The second Bishop of the Hongwanji supported the sugar strikes in the 1920’s, invoking considerable criticism from the dominant community. He wrote essays on the compatibility of Buddhism and democracy, while calling attention to American hypocrisy, while claiming to be a democracy, there were efforts to suppress and violate the rights of the Japanese. Attempts were made to close Japanese language schools, while Christian evangelism stressed that one could only be a good American, if one were Christian. World War II brought suspicion and denial of rights for Buddhist clergy and institutions. While the Japanese community in Hawaii avoided incarceration for the most part, unlike that on the mainland, Buddhists could hardly be “activistic” as we presently understand activism.

With restoration after 1945, temples and congregations regained self-confidence in their traditions and rebuilt their institutions, here and on the mainland. In my own experience coming to Hawaii in 1970, I perceived that people were still under pressure. It was easier to get jobs in society if one were Christian. Students of Buddhist background would not easily admit they were Buddhists. Gradually under the leadership of Bishop Kanmo Imamura, son of the second Bishop, the establishment of the Buddhist Study Center and Buddhist studies programs in the departments of philosophy and religion at the University of Hawaii contributed to the growing recognition of Buddhism as a major and influential faith among the world’s cultures. Of course there were significant developments on the mainland where departments of Religion sprang up to teach world religions and numerous Buddhist programs were initiated with interest in Zen and other forms of Buddhism. Hence, throughout the country from the 60’s on there was growing interest in Buddhism with an increase of scholarship, courses and publications and increase in small centers with a teacher and followers such as Diamond Sangha in Hawaii. There are now Mindfulness Meditation and Vipassana Meditation groups as well as representation of the Tibetan tradition.

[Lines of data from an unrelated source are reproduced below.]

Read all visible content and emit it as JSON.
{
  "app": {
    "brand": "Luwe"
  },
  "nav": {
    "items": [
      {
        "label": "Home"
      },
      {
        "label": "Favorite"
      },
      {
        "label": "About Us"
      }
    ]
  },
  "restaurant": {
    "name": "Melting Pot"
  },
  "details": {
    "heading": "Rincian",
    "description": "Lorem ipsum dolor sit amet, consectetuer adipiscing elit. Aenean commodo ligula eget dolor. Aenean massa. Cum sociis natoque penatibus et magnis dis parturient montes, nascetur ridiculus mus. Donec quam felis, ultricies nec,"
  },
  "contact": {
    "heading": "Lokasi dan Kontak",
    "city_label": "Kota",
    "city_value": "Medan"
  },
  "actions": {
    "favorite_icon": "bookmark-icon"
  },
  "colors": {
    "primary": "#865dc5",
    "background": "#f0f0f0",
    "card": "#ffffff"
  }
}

As a result of the changing environment and positive recognition of the diversity of spiritual paths in American society, Buddhists have begun to develop their own voice and approaches to contemporary problems. It has moved from passivity fostered by cultural background and history and lack of self-confidence as a minority faith to a faith with a message which needs to be heard in our polarized society. In Hawaii, the Hawaii Association of International Buddhist was initiated as an educational group and has made public statements on same gender marriage and the war in Iraq.

The message of Buddhism calls us to recognize that our many problems are caused by the clash of egos, individual; and corporate, and we need self-reflection. Our problems are not all created by external conditions or by others. Arguments are two-sided and democratic life requires a blending of competing interests and desires.

Buddhism also stresses our mutual interdependence which can counter the divisive and ultimately self-defeating competition which now dominates our culture. Rampant individualism where there can be only winners, disregarding the losers, is destructive of the social fabric that we all need to live meaningfully.

Buddhism would counter the marriage of nationalism, Christianity and economic capitalism that dominates our society and undermines the social responsibility of business and industry in the interest of material gain. Buddhism, by encouraging self-reflection and self-criticism, would promote a sense of mutual responsibility and the recognition that we cannot exist and prosper unless we also enable others to exist and prosper. Buddhism would place social responsibility uppermost and make clear that true freedom is indivisible.

Buddhism can add its voice and strengthen the principles of freedom and justice that are the hallmarks of American history and society. It can also make us humble in recognizing how often we have failed to live up to the highest ideals of our democracy. The present circumstance, where there are many seekers, provides Buddhism with an opportunity unprecedented in its history to bring its spiritual and moral insight to bear in contemporary society.